> **Exercise**
What you produce should be every line from the data that includes "sehat".
*** Opening of Records shown ***
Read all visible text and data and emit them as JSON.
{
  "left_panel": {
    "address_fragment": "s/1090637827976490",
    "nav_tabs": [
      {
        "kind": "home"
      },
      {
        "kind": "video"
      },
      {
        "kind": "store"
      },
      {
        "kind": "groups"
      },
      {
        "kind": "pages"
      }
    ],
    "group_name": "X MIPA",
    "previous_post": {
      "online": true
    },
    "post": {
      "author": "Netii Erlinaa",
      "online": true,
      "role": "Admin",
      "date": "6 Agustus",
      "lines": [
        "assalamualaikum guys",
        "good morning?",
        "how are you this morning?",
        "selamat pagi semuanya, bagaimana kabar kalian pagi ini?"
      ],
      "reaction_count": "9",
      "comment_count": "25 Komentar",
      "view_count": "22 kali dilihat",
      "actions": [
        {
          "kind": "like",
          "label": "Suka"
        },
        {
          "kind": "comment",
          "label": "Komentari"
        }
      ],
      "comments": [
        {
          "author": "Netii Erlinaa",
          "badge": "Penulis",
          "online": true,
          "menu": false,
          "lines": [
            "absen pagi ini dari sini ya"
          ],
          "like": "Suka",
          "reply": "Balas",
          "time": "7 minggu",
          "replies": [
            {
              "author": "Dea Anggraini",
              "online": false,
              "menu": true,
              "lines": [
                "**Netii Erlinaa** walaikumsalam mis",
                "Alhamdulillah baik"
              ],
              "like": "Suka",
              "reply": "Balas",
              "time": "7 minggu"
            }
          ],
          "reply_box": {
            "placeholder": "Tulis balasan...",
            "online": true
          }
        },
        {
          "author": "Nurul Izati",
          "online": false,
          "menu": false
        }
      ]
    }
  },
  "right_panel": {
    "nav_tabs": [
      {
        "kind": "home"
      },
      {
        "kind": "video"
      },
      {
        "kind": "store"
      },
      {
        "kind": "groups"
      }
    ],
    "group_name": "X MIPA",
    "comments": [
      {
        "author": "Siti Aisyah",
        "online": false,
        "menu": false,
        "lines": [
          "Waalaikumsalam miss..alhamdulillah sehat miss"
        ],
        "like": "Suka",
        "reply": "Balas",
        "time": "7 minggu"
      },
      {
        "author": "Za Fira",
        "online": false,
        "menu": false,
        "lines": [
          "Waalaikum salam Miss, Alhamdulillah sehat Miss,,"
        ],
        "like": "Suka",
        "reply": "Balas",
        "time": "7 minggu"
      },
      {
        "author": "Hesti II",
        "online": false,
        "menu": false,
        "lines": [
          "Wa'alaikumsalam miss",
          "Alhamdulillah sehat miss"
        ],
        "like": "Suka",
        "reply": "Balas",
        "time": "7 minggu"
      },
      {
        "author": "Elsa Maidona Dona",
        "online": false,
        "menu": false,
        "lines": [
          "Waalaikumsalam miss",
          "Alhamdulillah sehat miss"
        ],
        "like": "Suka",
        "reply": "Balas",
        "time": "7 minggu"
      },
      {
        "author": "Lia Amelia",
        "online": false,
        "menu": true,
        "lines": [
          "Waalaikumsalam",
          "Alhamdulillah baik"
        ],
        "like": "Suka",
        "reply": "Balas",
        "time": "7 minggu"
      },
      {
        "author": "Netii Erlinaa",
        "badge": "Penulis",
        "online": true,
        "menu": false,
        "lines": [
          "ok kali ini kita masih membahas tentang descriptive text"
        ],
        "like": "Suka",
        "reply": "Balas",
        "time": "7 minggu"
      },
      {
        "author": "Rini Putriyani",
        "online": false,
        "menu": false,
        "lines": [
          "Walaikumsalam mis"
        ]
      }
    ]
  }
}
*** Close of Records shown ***
> **Result below**
          "Waalaikumsalam miss..alhamdulillah sehat miss"
          "Waalaikum salam Miss, Alhamdulillah sehat Miss,,"
          "Alhamdulillah sehat miss"
          "Alhamdulillah sehat miss"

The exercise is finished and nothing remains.